In conclusion, while the challenges are real, the potential benefits of AI and ML in bolstering cybersecurity defenses are immense. Organizations should approach this with a well-thought-out strategy, keeping the benefits and potential pitfalls in mind.
CIO&Leader: How can industries balance AI’s advantages and risks in cybersecurity? And with Chat GPT as a mere AI example, how do we broaden understanding of AI’s complexities among professionals and the public?
The adoption of new technologies, especially in critical fields like cybersecurity, always comes with a dual responsibility: leveraging their potential to address complex challenges while being acutely aware of the associated risks. Just as a robust AI can be a boon for defense, in the wrong hands, it can be a potent weapon for offense.
Moreover, your point about Chat GPT is spot on. The general public and even some professionals might see tools like Chat GPT as the epitome of AI, but they’re just the tip of the iceberg. AI encompasses a vast array of models, algorithms, and techniques. It’s essential to understand the nuances and differences between them, especially when addressing the associated risks.
CIO&Leader: As we move forward into 2024, beyond the advancements in AI, what other technologies do you see playing a pivotal role in cybersecurity?
Aditya Sood: I anticipate a growing emphasis on Quantum computing and post-quantum cryptography. As it inches closer to becoming a reality, there’s an increasing need to develop cryptographic methods to withstand Quantum attacks. This space will likely witness significant innovation in the coming years.
Additionally, edge computing and the proliferation of IoT devices will redefine the cybersecurity landscape. Protecting data at the edge, ensuring secure device-to-device communication, and managing the sheer volume of these devices will be paramount.

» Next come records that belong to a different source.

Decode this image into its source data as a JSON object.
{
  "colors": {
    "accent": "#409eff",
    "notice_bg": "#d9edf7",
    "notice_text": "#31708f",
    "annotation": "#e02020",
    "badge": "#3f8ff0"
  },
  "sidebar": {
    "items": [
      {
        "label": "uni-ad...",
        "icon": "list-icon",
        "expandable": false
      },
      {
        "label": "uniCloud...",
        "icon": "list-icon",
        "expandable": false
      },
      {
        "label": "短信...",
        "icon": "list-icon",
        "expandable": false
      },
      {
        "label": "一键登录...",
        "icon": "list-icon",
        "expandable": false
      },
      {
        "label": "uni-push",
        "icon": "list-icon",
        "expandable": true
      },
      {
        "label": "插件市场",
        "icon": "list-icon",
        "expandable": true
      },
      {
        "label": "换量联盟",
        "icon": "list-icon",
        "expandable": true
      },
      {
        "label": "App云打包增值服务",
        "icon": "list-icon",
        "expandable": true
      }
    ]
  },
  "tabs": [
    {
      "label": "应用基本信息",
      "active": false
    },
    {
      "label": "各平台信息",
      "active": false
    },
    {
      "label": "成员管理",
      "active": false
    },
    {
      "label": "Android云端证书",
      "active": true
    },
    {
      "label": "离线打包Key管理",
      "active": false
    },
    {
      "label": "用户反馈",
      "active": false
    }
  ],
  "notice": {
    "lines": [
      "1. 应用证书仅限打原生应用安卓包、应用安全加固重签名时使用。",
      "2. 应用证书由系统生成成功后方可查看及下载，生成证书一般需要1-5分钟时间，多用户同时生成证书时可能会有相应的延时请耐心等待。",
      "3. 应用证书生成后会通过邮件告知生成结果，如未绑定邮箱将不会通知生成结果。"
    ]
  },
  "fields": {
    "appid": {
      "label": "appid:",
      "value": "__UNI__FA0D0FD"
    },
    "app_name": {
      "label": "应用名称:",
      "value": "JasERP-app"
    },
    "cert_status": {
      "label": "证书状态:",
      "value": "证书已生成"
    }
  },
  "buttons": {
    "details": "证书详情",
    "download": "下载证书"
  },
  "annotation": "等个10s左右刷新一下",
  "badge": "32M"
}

Lastly, the ongoing evolution of 5G and potential early developments in 6G will introduce new challenges and opportunities in ensuring secure, high-speed communication.